The historic building, the Woodmen of the World Lodge, is set for demolition on Wednesday morning after it was damaged during recent hurricanes.
Les Anderson, of the Orange County Road and Bridge Department, said the structure will be torn down. Traffic will be diverted as workers demolish the building and remove the debris.
According to Dr. Howard Williams, local historian, the building was severely damaged during Hurricane Rita in 2005. The aging structure received roof and water damage. However, it was repaired within a year.
But, when the flood waters of Hurricane Ike blew through in 2008 the building was damaged beyond repair. There was about a foot of water inside the structure and the top story was “twisted.”
“Ike really finished it off,” Williams said.
As a result, the building was deemed unsafe and subject to destruction.
The original lodge was a two story wood structure on brick piers with a shingle roof and completed in 1915. The architecture was typical of the early 20th century social lodge type building and has been described as an example of mission revival design with some prairie school influences.
The main upstairs room was completely open. Indoor plumbing was not added for another 25 years after it was built.
Throughout the years, many changes have occurred. In the 1940s, to provide access and use as a store, the doorways were changed. In addition, a tin roof replaced the shingle roof after it deteriorated.
Two attached tin sheds were added. One was in 1941 while the other was added 30 years later.
In October 1989, the Heritage House Association of Orange purchased the building for use as a county museum. During the following two years they completely restored the building to its 1915 condition. But, all attached tin sheds were removed.
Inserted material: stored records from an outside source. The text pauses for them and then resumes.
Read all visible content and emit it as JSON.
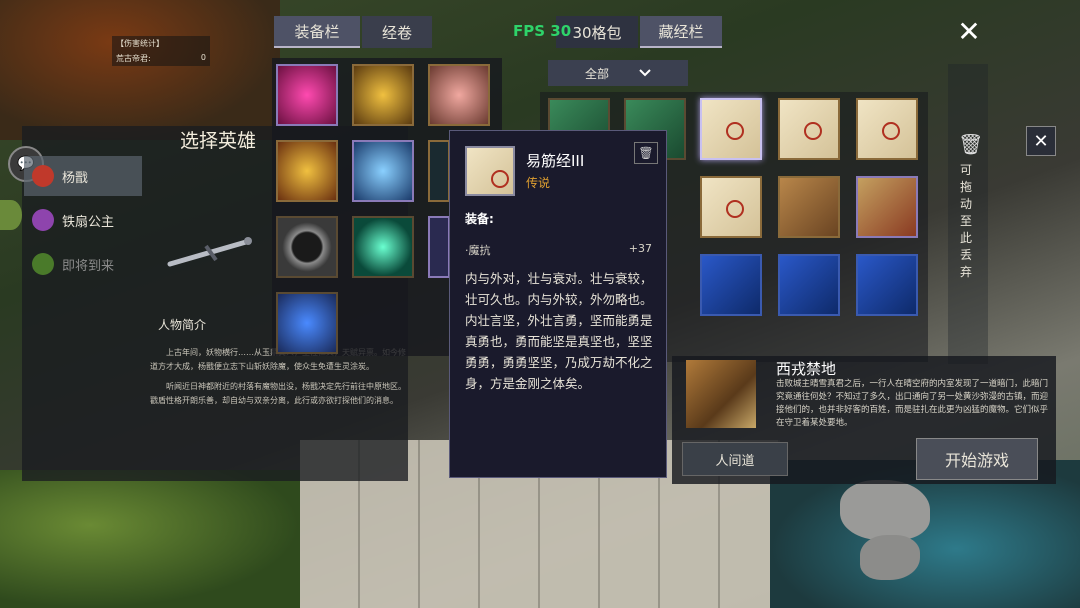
{
  "damage_stats": {
    "header": "【伤害统计】",
    "row_name": "荒古帝君:",
    "row_value": "0"
  },
  "hero_select": {
    "title": "选择英雄",
    "heroes": [
      {
        "name": "杨戬",
        "active": true,
        "color": "#c0392b"
      },
      {
        "name": "铁扇公主",
        "active": false,
        "color": "#8e44ad"
      },
      {
        "name": "即将到来",
        "active": false,
        "color": "#4a7a2a"
      }
    ],
    "bio_title": "人物简介",
    "bio_paragraphs": [
      "上古年间，妖物横行……从玉鼎真人，生性仁义，天赋异禀。如今修道方才大成，杨戬便立志下山斩妖除魔，使众生免遭生灵涂炭。",
      "听闻近日神都附近的村落有魔物出没，杨戬决定先行前往中原地区。戳盾性格开朗乐善，却自幼与双亲分离，此行或亦欲打探他们的消息。"
    ]
  },
  "hud": {
    "fps": "FPS 30",
    "close": "✕"
  },
  "bag": {
    "tabs": [
      {
        "label": "装备栏",
        "active": true
      },
      {
        "label": "经卷",
        "active": false
      },
      {
        "label": "30格包",
        "active": false
      },
      {
        "label": "藏经栏",
        "active": true
      }
    ],
    "filter": "全部",
    "discard_label": "可拖动至此丢弃"
  },
  "tooltip": {
    "name": "易筋经III",
    "grade": "传说",
    "grade_color": "#e0a030",
    "equip_header": "装备:",
    "stat_name": "·魔抗",
    "stat_value": "+37",
    "description": "内与外对，壮与衰对。壮与衰较，壮可久也。内与外较，外勿略也。内壮言坚，外壮言勇，坚而能勇是真勇也，勇而能坚是真坚也，坚坚勇勇，勇勇坚坚，乃成万劫不化之身，方是金刚之体矣。"
  },
  "map_select": {
    "name": "西戎禁地",
    "description": "击败城主晴雪真君之后，一行人在晴空府的内室发现了一道暗门，此暗门究竟通往何处？不知过了多久，出口通向了另一处黄沙弥漫的古镇，而迎接他们的，也并非好客的百姓，而是驻扎在此更为凶猛的魔物。它们似乎在守卫着某处要地。",
    "mode_label": "人间道",
    "start_label": "开始游戏"
  }
}
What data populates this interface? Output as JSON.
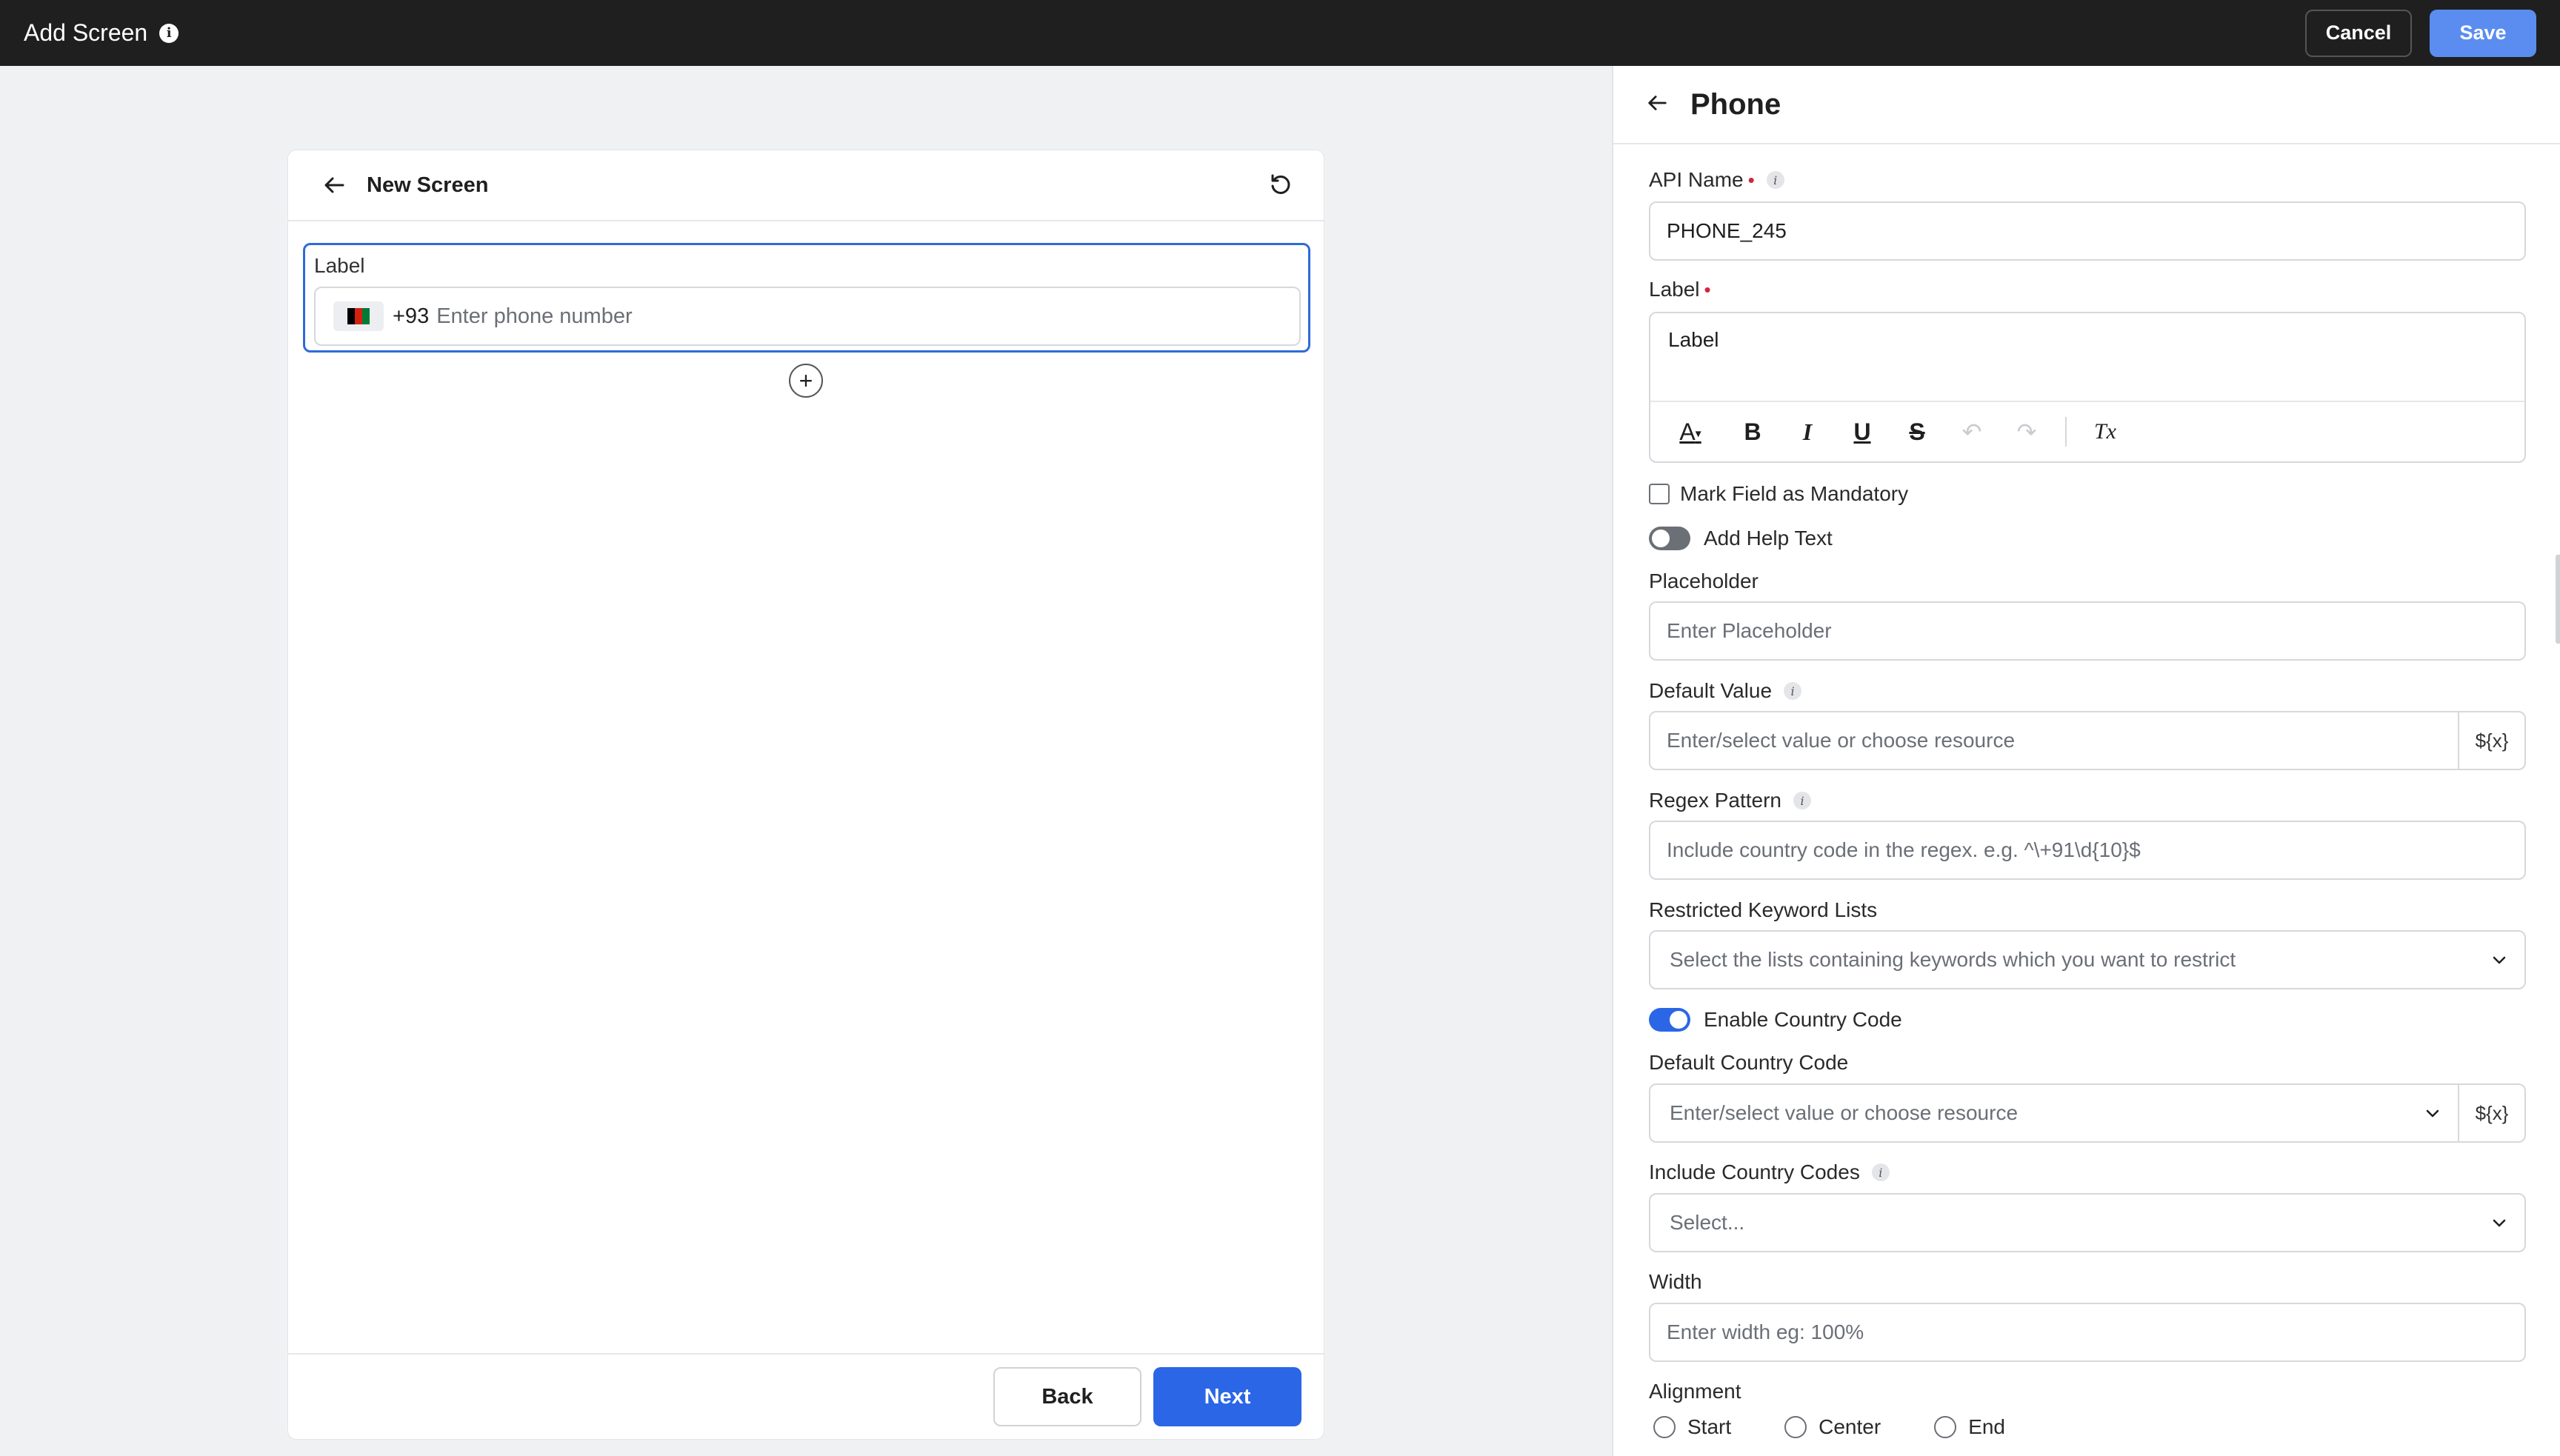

The tin roof was replaced with composition shingles.
Orange County Commissioners resolved in 1992, the building would be the official Orange County History Museum, according to archives.
The Woodmen of the World Lodge building is significant in Orange County history as a symbol of a fraternal lifestyle and culture in the early 20th century.
The lodge was founded by Joseph Cullen Root in Omaha, Neb in 1890 as a new fraternal benefit society.
The Phoenix Camp No. 32, Woodmen of the World was organized in 1891. When the building was completed, they had the largest membership of any local secret fraternity and boasted 385 members, according to archives.
The women’s auxiliary to the Woodmen was organized in 1907 with 20 charter members and was extended to women whether or not they were relatives to Woodmen.
From the day of the building’s completion, the downstairs was rented to various businesses in Orange. The upper story was maintained for the lodge. During the years the bottom floor served as the Studebaker Repair Company, the Fregia Furniture Company, Bluebonnet mattress company and the Border Furniture Company.
The Woodmen Phoenix Camp No. 32 continued to meet in the lodge hall until 1989. One of the benefits of being a member was the special tombstones. The tombstones are constructed of cement and are shaped like a log with the WOW logo marked on them.
Debby Schamber is a reporter for the Orange Leader. She can be reached at 409-883-3571 ext. 2609 or at email@example.com.